9. Seeing Myself as Worthy of Being Loved Again-I never imagined how deeply the rejection I felt from my ex-wife would reach into my sense of self-worth, but it challenged the core of my identity. I had always been pretty confident, in at least decent physical shape, considered myself fairly attractive and charismatic, emotionally resilient, intelligent and I had done a lot of things in my life that I was pretty proud of. The things that happened in this time caused me to question all of this, through both words and actions everything that I was felt rejected. I felt ugly, emotionally flat, I questioned whether anyone would find me interesting, I wondered whether everything I had done in the past was merely me managing to get through rather than really achieving anything. I wondered what type of future I might have in relationships, I was also wondering what I would do as far as work. Everything seemed in a period of months to have gone away and I really began to wonder who I was. I’m not sure exactly when it happened, and it probably didn’t happen all at once, but slowly I began to see that I really was pleased with the way I had lived my life, that I genuinely was happy with who I was. That I was worthy of being loved again, that I was still creative and intelligent (and in fact the experiences had opened up new avenues of creativity) and that I was OK with who I was.

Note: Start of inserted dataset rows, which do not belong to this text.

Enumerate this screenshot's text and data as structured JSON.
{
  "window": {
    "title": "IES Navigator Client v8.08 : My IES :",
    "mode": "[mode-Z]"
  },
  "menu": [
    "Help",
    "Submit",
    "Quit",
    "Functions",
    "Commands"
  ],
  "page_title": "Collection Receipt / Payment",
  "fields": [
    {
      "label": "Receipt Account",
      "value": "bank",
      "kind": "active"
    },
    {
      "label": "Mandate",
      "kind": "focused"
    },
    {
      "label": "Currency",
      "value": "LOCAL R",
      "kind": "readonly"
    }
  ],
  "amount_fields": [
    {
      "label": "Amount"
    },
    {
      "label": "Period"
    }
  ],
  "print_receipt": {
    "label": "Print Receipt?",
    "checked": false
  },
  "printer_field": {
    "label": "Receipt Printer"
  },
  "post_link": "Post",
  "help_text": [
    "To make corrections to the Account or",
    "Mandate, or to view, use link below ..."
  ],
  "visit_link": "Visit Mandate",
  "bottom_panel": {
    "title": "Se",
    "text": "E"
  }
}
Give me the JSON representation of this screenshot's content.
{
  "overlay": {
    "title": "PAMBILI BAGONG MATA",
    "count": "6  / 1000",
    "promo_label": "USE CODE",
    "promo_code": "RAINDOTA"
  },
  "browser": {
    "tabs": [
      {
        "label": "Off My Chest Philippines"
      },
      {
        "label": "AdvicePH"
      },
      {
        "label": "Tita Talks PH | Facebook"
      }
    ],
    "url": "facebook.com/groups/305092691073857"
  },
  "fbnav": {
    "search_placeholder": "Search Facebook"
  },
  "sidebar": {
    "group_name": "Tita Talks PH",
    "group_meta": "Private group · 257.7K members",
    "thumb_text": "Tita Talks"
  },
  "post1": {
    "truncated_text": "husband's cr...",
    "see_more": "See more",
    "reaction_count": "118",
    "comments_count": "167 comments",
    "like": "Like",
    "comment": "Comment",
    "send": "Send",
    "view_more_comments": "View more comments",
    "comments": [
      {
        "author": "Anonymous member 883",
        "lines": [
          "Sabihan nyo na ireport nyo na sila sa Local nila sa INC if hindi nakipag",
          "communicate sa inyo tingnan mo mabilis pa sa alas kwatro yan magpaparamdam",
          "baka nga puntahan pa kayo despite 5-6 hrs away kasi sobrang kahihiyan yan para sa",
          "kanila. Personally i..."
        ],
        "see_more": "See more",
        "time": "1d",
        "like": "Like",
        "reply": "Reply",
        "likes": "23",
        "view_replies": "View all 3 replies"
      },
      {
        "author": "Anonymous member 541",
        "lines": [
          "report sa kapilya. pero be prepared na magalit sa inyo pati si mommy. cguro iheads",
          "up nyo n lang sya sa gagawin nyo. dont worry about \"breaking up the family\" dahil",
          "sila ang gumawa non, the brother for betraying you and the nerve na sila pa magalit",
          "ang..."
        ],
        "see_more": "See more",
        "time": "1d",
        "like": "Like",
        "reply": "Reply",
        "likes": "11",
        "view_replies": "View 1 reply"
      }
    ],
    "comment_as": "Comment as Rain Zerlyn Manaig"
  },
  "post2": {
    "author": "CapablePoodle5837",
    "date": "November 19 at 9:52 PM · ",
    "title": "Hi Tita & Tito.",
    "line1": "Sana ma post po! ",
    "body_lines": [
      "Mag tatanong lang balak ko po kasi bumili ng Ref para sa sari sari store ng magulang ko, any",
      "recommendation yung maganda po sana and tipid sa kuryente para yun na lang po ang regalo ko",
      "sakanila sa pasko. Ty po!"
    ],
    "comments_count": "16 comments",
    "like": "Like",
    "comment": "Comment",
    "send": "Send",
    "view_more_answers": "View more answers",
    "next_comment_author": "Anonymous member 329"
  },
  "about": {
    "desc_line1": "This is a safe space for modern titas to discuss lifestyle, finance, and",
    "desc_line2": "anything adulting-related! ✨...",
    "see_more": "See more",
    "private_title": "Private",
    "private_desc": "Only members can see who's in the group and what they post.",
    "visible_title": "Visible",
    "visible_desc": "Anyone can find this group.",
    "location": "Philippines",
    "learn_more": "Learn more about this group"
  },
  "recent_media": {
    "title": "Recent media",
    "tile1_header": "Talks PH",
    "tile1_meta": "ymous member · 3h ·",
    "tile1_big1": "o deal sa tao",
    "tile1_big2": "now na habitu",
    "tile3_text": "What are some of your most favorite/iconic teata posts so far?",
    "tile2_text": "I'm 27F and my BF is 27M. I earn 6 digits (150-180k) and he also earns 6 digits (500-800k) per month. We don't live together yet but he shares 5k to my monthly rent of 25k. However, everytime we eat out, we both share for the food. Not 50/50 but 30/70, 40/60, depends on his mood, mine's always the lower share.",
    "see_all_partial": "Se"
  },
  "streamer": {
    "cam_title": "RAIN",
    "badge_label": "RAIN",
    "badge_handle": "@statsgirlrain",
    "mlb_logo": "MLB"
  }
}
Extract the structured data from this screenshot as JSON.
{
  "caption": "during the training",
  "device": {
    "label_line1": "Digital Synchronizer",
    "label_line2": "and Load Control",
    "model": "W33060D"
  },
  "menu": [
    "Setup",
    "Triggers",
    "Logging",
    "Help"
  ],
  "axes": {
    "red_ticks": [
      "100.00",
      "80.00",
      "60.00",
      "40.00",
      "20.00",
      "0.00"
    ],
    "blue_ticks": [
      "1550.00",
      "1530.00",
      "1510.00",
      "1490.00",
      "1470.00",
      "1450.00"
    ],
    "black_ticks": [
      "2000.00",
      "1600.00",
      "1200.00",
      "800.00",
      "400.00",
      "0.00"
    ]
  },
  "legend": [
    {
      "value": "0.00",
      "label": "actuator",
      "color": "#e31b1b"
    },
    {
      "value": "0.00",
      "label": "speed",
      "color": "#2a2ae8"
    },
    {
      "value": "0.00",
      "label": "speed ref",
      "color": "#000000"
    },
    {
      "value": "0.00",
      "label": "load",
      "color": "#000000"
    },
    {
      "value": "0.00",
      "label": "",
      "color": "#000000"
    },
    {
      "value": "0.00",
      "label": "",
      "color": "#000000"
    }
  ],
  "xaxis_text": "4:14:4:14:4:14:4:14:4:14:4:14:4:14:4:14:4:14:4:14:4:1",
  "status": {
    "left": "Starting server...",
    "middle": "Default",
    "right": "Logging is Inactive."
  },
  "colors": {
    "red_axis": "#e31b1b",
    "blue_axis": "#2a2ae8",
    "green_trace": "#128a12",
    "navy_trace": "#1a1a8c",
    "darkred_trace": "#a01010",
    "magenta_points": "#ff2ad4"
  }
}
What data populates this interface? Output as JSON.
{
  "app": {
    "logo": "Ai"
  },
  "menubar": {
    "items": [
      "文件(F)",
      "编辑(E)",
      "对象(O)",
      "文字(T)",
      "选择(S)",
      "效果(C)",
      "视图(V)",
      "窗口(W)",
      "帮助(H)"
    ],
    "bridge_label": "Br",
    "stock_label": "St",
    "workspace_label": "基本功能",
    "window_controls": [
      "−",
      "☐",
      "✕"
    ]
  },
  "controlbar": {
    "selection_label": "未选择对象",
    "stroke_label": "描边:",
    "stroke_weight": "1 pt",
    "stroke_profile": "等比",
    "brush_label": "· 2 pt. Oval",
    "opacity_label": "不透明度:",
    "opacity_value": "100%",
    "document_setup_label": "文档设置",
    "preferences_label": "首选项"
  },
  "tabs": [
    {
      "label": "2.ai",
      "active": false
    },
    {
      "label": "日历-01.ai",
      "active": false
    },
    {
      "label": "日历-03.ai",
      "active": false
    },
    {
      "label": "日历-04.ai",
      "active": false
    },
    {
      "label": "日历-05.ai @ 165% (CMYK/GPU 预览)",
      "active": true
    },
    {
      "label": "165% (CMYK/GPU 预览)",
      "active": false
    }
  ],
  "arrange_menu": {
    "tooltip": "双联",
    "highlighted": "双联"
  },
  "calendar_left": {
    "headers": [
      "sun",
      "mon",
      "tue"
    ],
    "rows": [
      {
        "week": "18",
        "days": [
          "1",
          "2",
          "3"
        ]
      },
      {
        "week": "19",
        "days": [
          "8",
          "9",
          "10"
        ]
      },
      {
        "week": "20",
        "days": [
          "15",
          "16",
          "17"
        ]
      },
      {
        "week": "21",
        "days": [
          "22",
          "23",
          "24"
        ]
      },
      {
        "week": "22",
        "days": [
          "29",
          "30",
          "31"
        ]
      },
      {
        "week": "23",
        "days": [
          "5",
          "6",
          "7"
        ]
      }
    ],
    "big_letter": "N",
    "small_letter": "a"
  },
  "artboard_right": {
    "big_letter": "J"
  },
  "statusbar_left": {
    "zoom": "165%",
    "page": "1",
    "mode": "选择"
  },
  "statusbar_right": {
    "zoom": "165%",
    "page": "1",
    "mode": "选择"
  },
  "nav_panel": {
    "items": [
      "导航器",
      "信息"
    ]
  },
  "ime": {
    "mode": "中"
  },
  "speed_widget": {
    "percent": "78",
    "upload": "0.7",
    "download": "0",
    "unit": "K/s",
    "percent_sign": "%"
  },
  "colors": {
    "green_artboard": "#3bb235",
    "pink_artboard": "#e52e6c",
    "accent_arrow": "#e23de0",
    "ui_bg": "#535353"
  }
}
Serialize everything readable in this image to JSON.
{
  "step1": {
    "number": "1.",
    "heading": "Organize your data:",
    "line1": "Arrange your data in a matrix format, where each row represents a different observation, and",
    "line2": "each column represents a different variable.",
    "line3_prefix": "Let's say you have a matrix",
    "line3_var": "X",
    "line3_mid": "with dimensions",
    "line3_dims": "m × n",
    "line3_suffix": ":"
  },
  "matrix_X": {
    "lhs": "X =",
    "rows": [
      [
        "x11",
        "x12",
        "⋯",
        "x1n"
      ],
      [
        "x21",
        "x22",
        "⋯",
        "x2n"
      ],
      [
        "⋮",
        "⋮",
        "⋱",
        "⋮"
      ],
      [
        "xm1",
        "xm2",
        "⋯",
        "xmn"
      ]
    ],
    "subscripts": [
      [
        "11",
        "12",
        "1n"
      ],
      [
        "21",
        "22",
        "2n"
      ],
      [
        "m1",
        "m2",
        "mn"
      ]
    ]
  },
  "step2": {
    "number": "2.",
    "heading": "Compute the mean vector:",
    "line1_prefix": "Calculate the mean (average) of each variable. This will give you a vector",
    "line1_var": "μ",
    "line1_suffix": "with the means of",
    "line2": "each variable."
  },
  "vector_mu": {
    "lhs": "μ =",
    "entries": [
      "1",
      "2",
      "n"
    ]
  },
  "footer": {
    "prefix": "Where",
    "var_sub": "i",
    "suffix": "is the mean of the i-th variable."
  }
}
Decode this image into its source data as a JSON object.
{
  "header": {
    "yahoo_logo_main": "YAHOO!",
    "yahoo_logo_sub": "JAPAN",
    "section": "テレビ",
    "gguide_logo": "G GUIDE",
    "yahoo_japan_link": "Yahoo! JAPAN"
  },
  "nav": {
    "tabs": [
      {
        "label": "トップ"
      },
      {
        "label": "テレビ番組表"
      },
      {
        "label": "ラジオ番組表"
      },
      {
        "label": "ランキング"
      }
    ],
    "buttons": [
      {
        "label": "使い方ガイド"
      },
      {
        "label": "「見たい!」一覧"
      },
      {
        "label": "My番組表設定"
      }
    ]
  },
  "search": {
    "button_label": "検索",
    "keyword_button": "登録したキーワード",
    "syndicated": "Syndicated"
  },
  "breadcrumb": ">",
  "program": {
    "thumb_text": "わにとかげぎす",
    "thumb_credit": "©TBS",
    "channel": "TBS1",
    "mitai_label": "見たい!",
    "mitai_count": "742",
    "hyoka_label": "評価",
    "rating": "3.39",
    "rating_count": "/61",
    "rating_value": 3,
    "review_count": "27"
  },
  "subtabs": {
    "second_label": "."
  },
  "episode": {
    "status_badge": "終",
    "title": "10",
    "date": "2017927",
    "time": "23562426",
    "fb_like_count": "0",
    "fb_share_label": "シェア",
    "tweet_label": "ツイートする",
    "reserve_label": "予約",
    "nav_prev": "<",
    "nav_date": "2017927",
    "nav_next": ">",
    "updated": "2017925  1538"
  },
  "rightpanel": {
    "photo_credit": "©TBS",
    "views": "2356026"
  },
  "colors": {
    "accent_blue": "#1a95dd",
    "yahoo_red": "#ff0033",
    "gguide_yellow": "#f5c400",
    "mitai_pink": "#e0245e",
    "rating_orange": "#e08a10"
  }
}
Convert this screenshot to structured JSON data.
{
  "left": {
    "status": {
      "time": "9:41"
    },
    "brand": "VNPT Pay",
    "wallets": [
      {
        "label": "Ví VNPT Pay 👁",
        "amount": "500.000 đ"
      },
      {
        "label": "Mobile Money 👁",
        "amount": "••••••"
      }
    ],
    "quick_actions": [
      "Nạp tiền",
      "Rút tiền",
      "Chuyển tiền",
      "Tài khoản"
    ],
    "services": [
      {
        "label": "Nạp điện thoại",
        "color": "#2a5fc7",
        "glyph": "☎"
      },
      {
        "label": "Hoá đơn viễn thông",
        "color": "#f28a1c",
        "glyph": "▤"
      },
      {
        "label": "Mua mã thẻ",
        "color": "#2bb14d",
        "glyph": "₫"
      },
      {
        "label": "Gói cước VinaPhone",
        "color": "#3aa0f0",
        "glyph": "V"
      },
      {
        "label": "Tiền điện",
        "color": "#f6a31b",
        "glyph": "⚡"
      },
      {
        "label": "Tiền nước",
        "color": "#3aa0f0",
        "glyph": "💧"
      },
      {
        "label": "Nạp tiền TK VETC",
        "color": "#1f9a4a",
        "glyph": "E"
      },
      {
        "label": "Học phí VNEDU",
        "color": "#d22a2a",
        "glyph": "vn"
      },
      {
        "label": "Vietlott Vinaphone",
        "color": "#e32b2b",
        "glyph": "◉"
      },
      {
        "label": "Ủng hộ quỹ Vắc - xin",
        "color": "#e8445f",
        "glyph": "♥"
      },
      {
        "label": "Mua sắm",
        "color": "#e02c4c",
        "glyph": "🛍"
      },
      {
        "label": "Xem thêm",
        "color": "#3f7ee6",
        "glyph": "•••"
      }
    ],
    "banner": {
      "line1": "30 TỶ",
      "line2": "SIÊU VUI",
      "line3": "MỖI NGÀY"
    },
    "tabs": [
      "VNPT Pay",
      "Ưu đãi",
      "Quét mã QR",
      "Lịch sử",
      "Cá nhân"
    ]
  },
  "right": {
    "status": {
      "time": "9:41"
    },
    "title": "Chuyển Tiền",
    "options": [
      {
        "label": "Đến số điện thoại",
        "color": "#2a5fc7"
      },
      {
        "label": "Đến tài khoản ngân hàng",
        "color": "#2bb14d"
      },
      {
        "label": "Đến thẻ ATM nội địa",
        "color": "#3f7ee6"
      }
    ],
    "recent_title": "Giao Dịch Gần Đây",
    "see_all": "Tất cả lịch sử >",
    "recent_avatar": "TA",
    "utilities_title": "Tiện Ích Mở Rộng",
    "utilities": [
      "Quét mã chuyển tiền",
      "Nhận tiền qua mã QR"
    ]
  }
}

Not that every moment and every day I remembered this, there were occasional dark times and still are every once in a while, but  the emotional resilience did return and that I was able to see myself as worthy of being loved again.

10. The Process of Forgiveness and Reconciliation– Until you’ve really been hurt you don’t understand how difficult forgiveness and reconciliation really are. Even when you have made the choice to forgive there will be times where past actions are reenacted in your mind and you need to let go of them to move forward. It was a journey from the point where I had made the initial decision to forgive my ex (while we were still married) and work towards reconciliation and the possibility of a new beginning, to realizing that the reconciliation which occurred (which involved the divorce which I didn’t want) was much different than what I hoped for, to continually having to commit to trying not to allow things that happened in the past to determine the relationship going forward. It was a journey and not a one-time decision, and yet it was a journey that ultimately led me towards healing.

In the midst of the many challenges and lessons I have changed and grown. It took time and I have been able to walk with several others through their own journeys through broken relationships and divorces. It was not a skill I was seeking or an experience I wanted but you can learn to find the gift in even the most challenging of times.

purple rose 01 by picsofflowers.blogspot.com